The intention is that the V&A Dundee will become the ‘living room for the city’. Another advertising slogan. In fact for 20 years the city has had its own cultural living room at the nearby Dundee Contemporary Arts, a successful low-cost warehouse adaptation by Richard Murphy. It still feels very good today, is buzzing with people and enjoys a direct connection with the city. It’s an example of how you don’t have to undertake costly look-at-me structural gymnastics to make a place people might want to come to. Taken together, Dundee now has quite the cultural visitor offer.
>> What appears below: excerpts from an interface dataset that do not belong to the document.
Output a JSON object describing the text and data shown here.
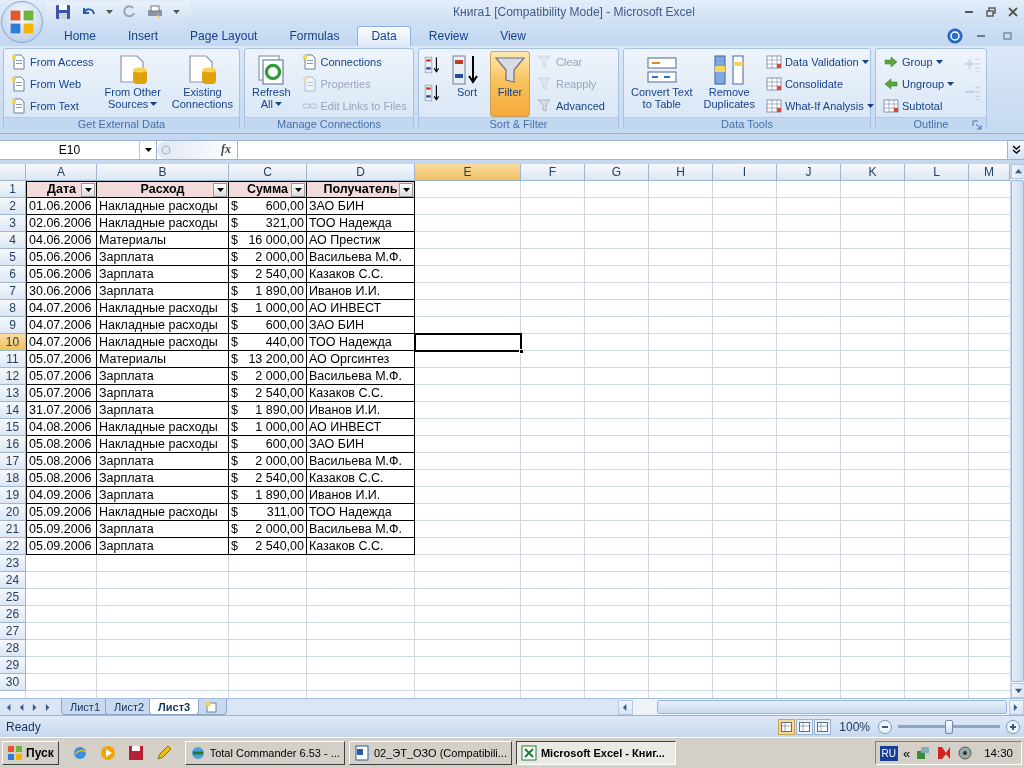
{
  "window": {
    "title": "Книга1  [Compatibility Mode] - Microsoft Excel"
  },
  "ribbon_tabs": [
    {
      "label": "Home",
      "selected": false
    },
    {
      "label": "Insert",
      "selected": false
    },
    {
      "label": "Page Layout",
      "selected": false
    },
    {
      "label": "Formulas",
      "selected": false
    },
    {
      "label": "Data",
      "selected": true
    },
    {
      "label": "Review",
      "selected": false
    },
    {
      "label": "View",
      "selected": false
    }
  ],
  "ribbon_groups": [
    {
      "label": "Get External Data",
      "launcher": false,
      "columns": [
        [
          {
            "kind": "small",
            "label": "From Access",
            "disabled": false,
            "on": false,
            "menu": false
          },
          {
            "kind": "small",
            "label": "From Web",
            "disabled": false,
            "on": false,
            "menu": false
          },
          {
            "kind": "small",
            "label": "From Text",
            "disabled": false,
            "on": false,
            "menu": false
          }
        ],
        [
          {
            "kind": "large",
            "lines": [
              "From Other",
              "Sources"
            ],
            "disabled": false,
            "on": false,
            "menu": true
          }
        ],
        [
          {
            "kind": "large",
            "lines": [
              "Existing",
              "Connections"
            ],
            "disabled": false,
            "on": false,
            "menu": false
          }
        ]
      ]
    },
    {
      "label": "Manage Connections",
      "launcher": false,
      "columns": [
        [
          {
            "kind": "large",
            "lines": [
              "Refresh",
              "All"
            ],
            "disabled": false,
            "on": false,
            "menu": true
          }
        ],
        [
          {
            "kind": "small",
            "label": "Connections",
            "disabled": false,
            "on": false,
            "menu": false
          },
          {
            "kind": "small",
            "label": "Properties",
            "disabled": true,
            "on": false,
            "menu": false
          },
          {
            "kind": "small",
            "label": "Edit Links to Files",
            "disabled": true,
            "on": false,
            "menu": false
          }
        ]
      ]
    },
    {
      "label": "Sort & Filter",
      "launcher": false,
      "columns": [
        [
          {
            "kind": "icon",
            "disabled": false,
            "on": false,
            "menu": false
          },
          {
            "kind": "icon",
            "disabled": false,
            "on": false,
            "menu": false
          }
        ],
        [
          {
            "kind": "large",
            "lines": [
              "Sort"
            ],
            "disabled": false,
            "on": false,
            "menu": false
          }
        ],
        [
          {
            "kind": "large",
            "lines": [
              "Filter"
            ],
            "disabled": false,
            "on": true,
            "menu": false
          }
        ],
        [
          {
            "kind": "small",
            "label": "Clear",
            "disabled": true,
            "on": false,
            "menu": false
          },
          {
            "kind": "small",
            "label": "Reapply",
            "disabled": true,
            "on": false,
            "menu": false
          },
          {
            "kind": "small",
            "label": "Advanced",
            "disabled": false,
            "on": false,
            "menu": false
          }
        ]
      ]
    },
    {
      "label": "Data Tools",
      "launcher": false,
      "columns": [
        [
          {
            "kind": "large",
            "lines": [
              "Convert Text",
              "to Table"
            ],
            "disabled": false,
            "on": false,
            "menu": false
          }
        ],
        [
          {
            "kind": "large",
            "lines": [
              "Remove",
              "Duplicates"
            ],
            "disabled": false,
            "on": false,
            "menu": false
          }
        ],
        [
          {
            "kind": "small",
            "label": "Data Validation",
            "disabled": false,
            "on": false,
            "menu": true
          },
          {
            "kind": "small",
            "label": "Consolidate",
            "disabled": false,
            "on": false,
            "menu": false
          },
          {
            "kind": "small",
            "label": "What-If Analysis",
            "disabled": false,
            "on": false,
            "menu": true
          }
        ]
      ]
    },
    {
      "label": "Outline",
      "launcher": true,
      "columns": [
        [
          {
            "kind": "small",
            "label": "Group",
            "disabled": false,
            "on": false,
            "menu": true
          },
          {
            "kind": "small",
            "label": "Ungroup",
            "disabled": false,
            "on": false,
            "menu": true
          },
          {
            "kind": "small",
            "label": "Subtotal",
            "disabled": false,
            "on": false,
            "menu": false
          }
        ],
        [
          {
            "kind": "icon",
            "disabled": true,
            "on": false,
            "menu": false
          },
          {
            "kind": "icon",
            "disabled": true,
            "on": false,
            "menu": false
          }
        ]
      ]
    }
  ],
  "formula_bar": {
    "name_box": "E10",
    "fx_label": "fx"
  },
  "columns": [
    {
      "label": "A",
      "selected": false
    },
    {
      "label": "B",
      "selected": false
    },
    {
      "label": "C",
      "selected": false
    },
    {
      "label": "D",
      "selected": false
    },
    {
      "label": "E",
      "selected": true
    },
    {
      "label": "F",
      "selected": false
    },
    {
      "label": "G",
      "selected": false
    },
    {
      "label": "H",
      "selected": false
    },
    {
      "label": "I",
      "selected": false
    },
    {
      "label": "J",
      "selected": false
    },
    {
      "label": "K",
      "selected": false
    },
    {
      "label": "L",
      "selected": false
    },
    {
      "label": "M",
      "selected": false
    }
  ],
  "rows": [
    {
      "label": "1",
      "selected": false
    },
    {
      "label": "2",
      "selected": false
    },
    {
      "label": "3",
      "selected": false
    },
    {
      "label": "4",
      "selected": false
    },
    {
      "label": "5",
      "selected": false
    },
    {
      "label": "6",
      "selected": false
    },
    {
      "label": "7",
      "selected": false
    },
    {
      "label": "8",
      "selected": false
    },
    {
      "label": "9",
      "selected": false
    },
    {
      "label": "10",
      "selected": true
    },
    {
      "label": "11",
      "selected": false
    },
    {
      "label": "12",
      "selected": false
    },
    {
      "label": "13",
      "selected": false
    },
    {
      "label": "14",
      "selected": false
    },
    {
      "label": "15",
      "selected": false
    },
    {
      "label": "16",
      "selected": false
    },
    {
      "label": "17",
      "selected": false
    },
    {
      "label": "18",
      "selected": false
    },
    {
      "label": "19",
      "selected": false
    },
    {
      "label": "20",
      "selected": false
    },
    {
      "label": "21",
      "selected": false
    },
    {
      "label": "22",
      "selected": false
    },
    {
      "label": "23",
      "selected": false
    },
    {
      "label": "24",
      "selected": false
    },
    {
      "label": "25",
      "selected": false
    },
    {
      "label": "26",
      "selected": false
    },
    {
      "label": "27",
      "selected": false
    },
    {
      "label": "28",
      "selected": false
    },
    {
      "label": "29",
      "selected": false
    },
    {
      "label": "30",
      "selected": false
    }
  ],
  "table": {
    "header": [
      "Дата",
      "Расход",
      "Сумма",
      "Получатель"
    ],
    "rows": [
      [
        "01.06.2006",
        "Накладные расходы",
        {
          "currency": "$",
          "amount": "600,00"
        },
        "ЗАО БИН"
      ],
      [
        "02.06.2006",
        "Накладные расходы",
        {
          "currency": "$",
          "amount": "321,00"
        },
        "ТОО Надежда"
      ],
      [
        "04.06.2006",
        "Материалы",
        {
          "currency": "$",
          "amount": "16 000,00"
        },
        "АО Престиж"
      ],
      [
        "05.06.2006",
        "Зарплата",
        {
          "currency": "$",
          "amount": "2 000,00"
        },
        "Васильева М.Ф."
      ],
      [
        "05.06.2006",
        "Зарплата",
        {
          "currency": "$",
          "amount": "2 540,00"
        },
        "Казаков С.С."
      ],
      [
        "30.06.2006",
        "Зарплата",
        {
          "currency": "$",
          "amount": "1 890,00"
        },
        "Иванов И.И."
      ],
      [
        "04.07.2006",
        "Накладные расходы",
        {
          "currency": "$",
          "amount": "1 000,00"
        },
        "АО ИНВЕСТ"
      ],
      [
        "04.07.2006",
        "Накладные расходы",
        {
          "currency": "$",
          "amount": "600,00"
        },
        "ЗАО БИН"
      ],
      [
        "04.07.2006",
        "Накладные расходы",
        {
          "currency": "$",
          "amount": "440,00"
        },
        "ТОО Надежда"
      ],
      [
        "05.07.2006",
        "Материалы",
        {
          "currency": "$",
          "amount": "13 200,00"
        },
        "АО Оргсинтез"
      ],
      [
        "05.07.2006",
        "Зарплата",
        {
          "currency": "$",
          "amount": "2 000,00"
        },
        "Васильева М.Ф."
      ],
      [
        "05.07.2006",
        "Зарплата",
        {
          "currency": "$",
          "amount": "2 540,00"
        },
        "Казаков С.С."
      ],
      [
        "31.07.2006",
        "Зарплата",
        {
          "currency": "$",
          "amount": "1 890,00"
        },
        "Иванов И.И."
      ],
      [
        "04.08.2006",
        "Накладные расходы",
        {
          "currency": "$",
          "amount": "1 000,00"
        },
        "АО ИНВЕСТ"
      ],
      [
        "05.08.2006",
        "Накладные расходы",
        {
          "currency": "$",
          "amount": "600,00"
        },
        "ЗАО БИН"
      ],
      [
        "05.08.2006",
        "Зарплата",
        {
          "currency": "$",
          "amount": "2 000,00"
        },
        "Васильева М.Ф."
      ],
      [
        "05.08.2006",
        "Зарплата",
        {
          "currency": "$",
          "amount": "2 540,00"
        },
        "Казаков С.С."
      ],
      [
        "04.09.2006",
        "Зарплата",
        {
          "currency": "$",
          "amount": "1 890,00"
        },
        "Иванов И.И."
      ],
      [
        "05.09.2006",
        "Накладные расходы",
        {
          "currency": "$",
          "amount": "311,00"
        },
        "ТОО Надежда"
      ],
      [
        "05.09.2006",
        "Зарплата",
        {
          "currency": "$",
          "amount": "2 000,00"
        },
        "Васильева М.Ф."
      ],
      [
        "05.09.2006",
        "Зарплата",
        {
          "currency": "$",
          "amount": "2 540,00"
        },
        "Казаков С.С."
      ]
    ]
  },
  "sheet_tabs": [
    {
      "label": "Лист1",
      "selected": false
    },
    {
      "label": "Лист2",
      "selected": false
    },
    {
      "label": "Лист3",
      "selected": true
    }
  ],
  "status_bar": {
    "status": "Ready",
    "views": [
      {
        "selected": true
      },
      {
        "selected": false
      },
      {
        "selected": false
      }
    ],
    "zoom": "100%",
    "zoom_level": {
      "level": 0.5
    }
  },
  "taskbar": {
    "start": "Пуск",
    "tasks": [
      {
        "label": "Total Commander 6.53 - ...",
        "selected": false
      },
      {
        "label": "02_ЭТ_ОЗО (Compatibili...",
        "selected": false
      },
      {
        "label": "Microsoft Excel - Книг...",
        "selected": true
      }
    ],
    "language": "RU",
    "tray_toggle": "«",
    "clock": "14:30"
  }
}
Though it will take a lot to convince me that the Dundee central waterfront development pressing in on the V&A isn’t a considerable urbanistic missed opportunity. 

In numbers
Construction cost: £80m
Approx site area: 11,600m2
Total floor area: 8,445m2
Separate wall sections: 21
Individual precast cladding slats: 2,500
Main galleries: 2

 

Credits

Client Dundee City Council
Lead architect Kengo Kuma & Associates (project architect Maurizio Mucciola)
Delivery architect PiM.studio Architects
Executive architect James F Stephen Architects
Structural/maritime, civil, facade, mechanical, electrical, fire, lighting and acoustic engineer Arup
Project manager Turner & Townsend
Main contractor BAM Construct UK
Landscape architect Optimised Environments (OPEN)
Quantity surveyor CBA
Wayfinding and signage Cartlidge Levene
Water feature specialist Fountains Direct